■ **YOUR ASSIGNMENT**
Restate the entries below verbatim.

(SUPPLIED RECORDS)

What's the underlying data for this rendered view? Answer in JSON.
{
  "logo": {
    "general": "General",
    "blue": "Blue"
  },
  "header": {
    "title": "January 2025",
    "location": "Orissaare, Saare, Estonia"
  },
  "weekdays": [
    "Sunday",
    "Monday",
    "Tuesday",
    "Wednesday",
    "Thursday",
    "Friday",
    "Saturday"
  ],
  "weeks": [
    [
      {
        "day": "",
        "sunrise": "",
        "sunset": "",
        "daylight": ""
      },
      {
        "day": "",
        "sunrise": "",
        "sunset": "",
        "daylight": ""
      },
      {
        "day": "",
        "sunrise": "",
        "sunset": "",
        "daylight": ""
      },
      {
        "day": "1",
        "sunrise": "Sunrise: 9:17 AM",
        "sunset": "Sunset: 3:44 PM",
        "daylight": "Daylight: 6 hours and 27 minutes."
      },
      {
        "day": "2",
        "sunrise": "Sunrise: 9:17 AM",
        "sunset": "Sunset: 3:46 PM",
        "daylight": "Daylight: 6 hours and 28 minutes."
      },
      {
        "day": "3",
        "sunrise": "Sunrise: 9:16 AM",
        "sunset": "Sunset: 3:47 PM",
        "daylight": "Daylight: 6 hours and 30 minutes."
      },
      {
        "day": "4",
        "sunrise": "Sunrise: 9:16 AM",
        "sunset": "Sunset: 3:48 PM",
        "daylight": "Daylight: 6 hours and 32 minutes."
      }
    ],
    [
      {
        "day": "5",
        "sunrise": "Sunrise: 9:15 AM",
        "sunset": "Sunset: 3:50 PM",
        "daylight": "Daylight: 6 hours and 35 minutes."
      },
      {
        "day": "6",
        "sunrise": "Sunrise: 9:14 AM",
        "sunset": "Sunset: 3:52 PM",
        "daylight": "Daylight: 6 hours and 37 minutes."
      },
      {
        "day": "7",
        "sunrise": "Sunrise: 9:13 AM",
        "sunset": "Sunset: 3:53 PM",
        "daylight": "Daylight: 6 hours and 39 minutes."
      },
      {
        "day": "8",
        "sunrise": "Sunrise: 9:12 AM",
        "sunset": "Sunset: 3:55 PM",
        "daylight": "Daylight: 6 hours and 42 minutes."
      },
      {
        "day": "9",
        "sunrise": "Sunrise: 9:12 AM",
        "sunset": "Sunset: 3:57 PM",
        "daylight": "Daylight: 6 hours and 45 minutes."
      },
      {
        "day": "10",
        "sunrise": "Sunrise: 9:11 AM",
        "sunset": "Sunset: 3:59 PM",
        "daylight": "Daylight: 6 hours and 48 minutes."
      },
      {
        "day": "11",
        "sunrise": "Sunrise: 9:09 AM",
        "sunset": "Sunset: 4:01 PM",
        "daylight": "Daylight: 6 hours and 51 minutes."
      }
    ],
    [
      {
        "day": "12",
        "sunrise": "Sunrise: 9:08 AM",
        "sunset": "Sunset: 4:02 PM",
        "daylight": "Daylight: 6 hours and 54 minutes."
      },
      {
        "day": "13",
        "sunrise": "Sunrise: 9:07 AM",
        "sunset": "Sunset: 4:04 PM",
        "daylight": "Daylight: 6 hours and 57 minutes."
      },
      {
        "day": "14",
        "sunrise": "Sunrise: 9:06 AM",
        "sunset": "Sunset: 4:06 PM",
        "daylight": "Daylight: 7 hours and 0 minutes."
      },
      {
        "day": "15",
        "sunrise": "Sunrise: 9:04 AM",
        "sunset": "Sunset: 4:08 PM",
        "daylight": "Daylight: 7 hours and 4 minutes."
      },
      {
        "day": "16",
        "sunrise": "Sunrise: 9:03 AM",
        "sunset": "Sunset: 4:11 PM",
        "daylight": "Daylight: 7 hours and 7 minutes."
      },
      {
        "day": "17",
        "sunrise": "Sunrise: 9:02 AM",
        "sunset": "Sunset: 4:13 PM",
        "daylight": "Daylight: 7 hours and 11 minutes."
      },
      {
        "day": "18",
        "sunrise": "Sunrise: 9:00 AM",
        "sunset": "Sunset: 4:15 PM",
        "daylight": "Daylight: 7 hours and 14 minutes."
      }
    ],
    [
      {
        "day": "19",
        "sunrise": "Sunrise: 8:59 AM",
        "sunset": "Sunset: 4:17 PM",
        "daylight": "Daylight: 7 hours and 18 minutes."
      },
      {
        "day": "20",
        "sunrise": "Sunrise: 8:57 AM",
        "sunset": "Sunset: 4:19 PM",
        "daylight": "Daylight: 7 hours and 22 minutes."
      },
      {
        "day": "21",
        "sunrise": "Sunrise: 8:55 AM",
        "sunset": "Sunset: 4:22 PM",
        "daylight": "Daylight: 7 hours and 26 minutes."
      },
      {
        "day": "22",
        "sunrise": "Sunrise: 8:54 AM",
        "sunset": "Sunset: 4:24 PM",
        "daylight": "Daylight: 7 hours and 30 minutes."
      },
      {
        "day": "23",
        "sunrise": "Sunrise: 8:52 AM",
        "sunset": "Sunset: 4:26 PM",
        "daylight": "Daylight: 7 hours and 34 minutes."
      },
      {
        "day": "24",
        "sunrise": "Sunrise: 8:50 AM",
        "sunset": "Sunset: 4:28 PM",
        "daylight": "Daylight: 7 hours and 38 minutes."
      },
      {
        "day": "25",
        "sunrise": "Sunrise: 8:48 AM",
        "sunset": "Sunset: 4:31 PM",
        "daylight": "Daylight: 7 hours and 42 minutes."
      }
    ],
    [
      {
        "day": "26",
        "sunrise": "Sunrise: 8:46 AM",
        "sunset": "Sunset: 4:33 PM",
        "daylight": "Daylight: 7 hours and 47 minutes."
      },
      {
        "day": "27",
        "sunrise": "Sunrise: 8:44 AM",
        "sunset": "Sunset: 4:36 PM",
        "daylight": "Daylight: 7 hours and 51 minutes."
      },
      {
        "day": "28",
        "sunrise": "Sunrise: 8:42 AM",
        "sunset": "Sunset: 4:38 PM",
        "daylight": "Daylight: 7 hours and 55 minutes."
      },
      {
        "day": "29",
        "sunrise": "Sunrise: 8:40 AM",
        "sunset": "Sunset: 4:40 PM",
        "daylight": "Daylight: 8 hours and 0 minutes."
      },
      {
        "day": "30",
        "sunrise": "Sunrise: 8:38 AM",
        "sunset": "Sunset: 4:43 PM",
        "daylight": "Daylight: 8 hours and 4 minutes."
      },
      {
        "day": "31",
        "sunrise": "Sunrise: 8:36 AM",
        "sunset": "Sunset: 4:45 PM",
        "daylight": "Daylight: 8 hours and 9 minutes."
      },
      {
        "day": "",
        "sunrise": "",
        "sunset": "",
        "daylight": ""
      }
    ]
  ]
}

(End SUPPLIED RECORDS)

■ **RESULT FOR THIS EXERCISE**
What's the underlying data for this rendered view? Answer in JSON.
{
  "logo": {
    "general": "General",
    "blue": "Blue"
  },
  "header": {
    "title": "January 2025",
    "location": "Orissaare, Saare, Estonia"
  },
  "weekdays": [
    "Sunday",
    "Monday",
    "Tuesday",
    "Wednesday",
    "Thursday",
    "Friday",
    "Saturday"
  ],
  "weeks": [
    [
      {
        "day": "",
        "sunrise": "",
        "sunset": "",
        "daylight": ""
      },
      {
        "day": "",
        "sunrise": "",
        "sunset": "",
        "daylight": ""
      },
      {
        "day": "",
        "sunrise": "",
        "sunset": "",
        "daylight": ""
      },
      {
        "day": "1",
        "sunrise": "Sunrise: 9:17 AM",
        "sunset": "Sunset: 3:44 PM",
        "daylight": "Daylight: 6 hours and 27 minutes."
      },
      {
        "day": "2",
        "sunrise": "Sunrise: 9:17 AM",
        "sunset": "Sunset: 3:46 PM",
        "daylight": "Daylight: 6 hours and 28 minutes."
      },
      {
        "day": "3",
        "sunrise": "Sunrise: 9:16 AM",
        "sunset": "Sunset: 3:47 PM",
        "daylight": "Daylight: 6 hours and 30 minutes."
      },
      {
        "day": "4",
        "sunrise": "Sunrise: 9:16 AM",
        "sunset": "Sunset: 3:48 PM",
        "daylight": "Daylight: 6 hours and 32 minutes."
      }
    ],
    [
      {
        "day": "5",
        "sunrise": "Sunrise: 9:15 AM",
        "sunset": "Sunset: 3:50 PM",
        "daylight": "Daylight: 6 hours and 35 minutes."
      },
      {
        "day": "6",
        "sunrise": "Sunrise: 9:14 AM",
        "sunset": "Sunset: 3:52 PM",
        "daylight": "Daylight: 6 hours and 37 minutes."
      },
      {
        "day": "7",
        "sunrise": "Sunrise: 9:13 AM",
        "sunset": "Sunset: 3:53 PM",
        "daylight": "Daylight: 6 hours and 39 minutes."
      },
      {
        "day": "8",
        "sunrise": "Sunrise: 9:12 AM",
        "sunset": "Sunset: 3:55 PM",
        "daylight": "Daylight: 6 hours and 42 minutes."
      },
      {
        "day": "9",
        "sunrise": "Sunrise: 9:12 AM",
        "sunset": "Sunset: 3:57 PM",
        "daylight": "Daylight: 6 hours and 45 minutes."
      },
      {
        "day": "10",
        "sunrise": "Sunrise: 9:11 AM",
        "sunset": "Sunset: 3:59 PM",
        "daylight": "Daylight: 6 hours and 48 minutes."
      },
      {
        "day": "11",
        "sunrise": "Sunrise: 9:09 AM",
        "sunset": "Sunset: 4:01 PM",
        "daylight": "Daylight: 6 hours and 51 minutes."
      }
    ],
    [
      {
        "day": "12",
        "sunrise": "Sunrise: 9:08 AM",
        "sunset": "Sunset: 4:02 PM",
        "daylight": "Daylight: 6 hours and 54 minutes."
      },
      {
        "day": "13",
        "sunrise": "Sunrise: 9:07 AM",
        "sunset": "Sunset: 4:04 PM",
        "daylight": "Daylight: 6 hours and 57 minutes."
      },
      {
        "day": "14",
        "sunrise": "Sunrise: 9:06 AM",
        "sunset": "Sunset: 4:06 PM",
        "daylight": "Daylight: 7 hours and 0 minutes."
      },
      {
        "day": "15",
        "sunrise": "Sunrise: 9:04 AM",
        "sunset": "Sunset: 4:08 PM",
        "daylight": "Daylight: 7 hours and 4 minutes."
      },
      {
        "day": "16",
        "sunrise": "Sunrise: 9:03 AM",
        "sunset": "Sunset: 4:11 PM",
        "daylight": "Daylight: 7 hours and 7 minutes."
      },
      {
        "day": "17",
        "sunrise": "Sunrise: 9:02 AM",
        "sunset": "Sunset: 4:13 PM",
        "daylight": "Daylight: 7 hours and 11 minutes."
      },
      {
        "day": "18",
        "sunrise": "Sunrise: 9:00 AM",
        "sunset": "Sunset: 4:15 PM",
        "daylight": "Daylight: 7 hours and 14 minutes."
      }
    ],
    [
      {
        "day": "19",
        "sunrise": "Sunrise: 8:59 AM",
        "sunset": "Sunset: 4:17 PM",
        "daylight": "Daylight: 7 hours and 18 minutes."
      },
      {
        "day": "20",
        "sunrise": "Sunrise: 8:57 AM",
        "sunset": "Sunset: 4:19 PM",
        "daylight": "Daylight: 7 hours and 22 minutes."
      },
      {
        "day": "21",
        "sunrise": "Sunrise: 8:55 AM",
        "sunset": "Sunset: 4:22 PM",
        "daylight": "Daylight: 7 hours and 26 minutes."
      },
      {
        "day": "22",
        "sunrise": "Sunrise: 8:54 AM",
        "sunset": "Sunset: 4:24 PM",
        "daylight": "Daylight: 7 hours and 30 minutes."
      },
      {
        "day": "23",
        "sunrise": "Sunrise: 8:52 AM",
        "sunset": "Sunset: 4:26 PM",
        "daylight": "Daylight: 7 hours and 34 minutes."
      },
      {
        "day": "24",
        "sunrise": "Sunrise: 8:50 AM",
        "sunset": "Sunset: 4:28 PM",
        "daylight": "Daylight: 7 hours and 38 minutes."
      },
      {
        "day": "25",
        "sunrise": "Sunrise: 8:48 AM",
        "sunset": "Sunset: 4:31 PM",
        "daylight": "Daylight: 7 hours and 42 minutes."
      }
    ],
    [
      {
        "day": "26",
        "sunrise": "Sunrise: 8:46 AM",
        "sunset": "Sunset: 4:33 PM",
        "daylight": "Daylight: 7 hours and 47 minutes."
      },
      {
        "day": "27",
        "sunrise": "Sunrise: 8:44 AM",
        "sunset": "Sunset: 4:36 PM",
        "daylight": "Daylight: 7 hours and 51 minutes."
      },
      {
        "day": "28",
        "sunrise": "Sunrise: 8:42 AM",
        "sunset": "Sunset: 4:38 PM",
        "daylight": "Daylight: 7 hours and 55 minutes."
      },
      {
        "day": "29",
        "sunrise": "Sunrise: 8:40 AM",
        "sunset": "Sunset: 4:40 PM",
        "daylight": "Daylight: 8 hours and 0 minutes."
      },
      {
        "day": "30",
        "sunrise": "Sunrise: 8:38 AM",
        "sunset": "Sunset: 4:43 PM",
        "daylight": "Daylight: 8 hours and 4 minutes."
      },
      {
        "day": "31",
        "sunrise": "Sunrise: 8:36 AM",
        "sunset": "Sunset: 4:45 PM",
        "daylight": "Daylight: 8 hours and 9 minutes."
      },
      {
        "day": "",
        "sunrise": "",
        "sunset": "",
        "daylight": ""
      }
    ]
  ]
}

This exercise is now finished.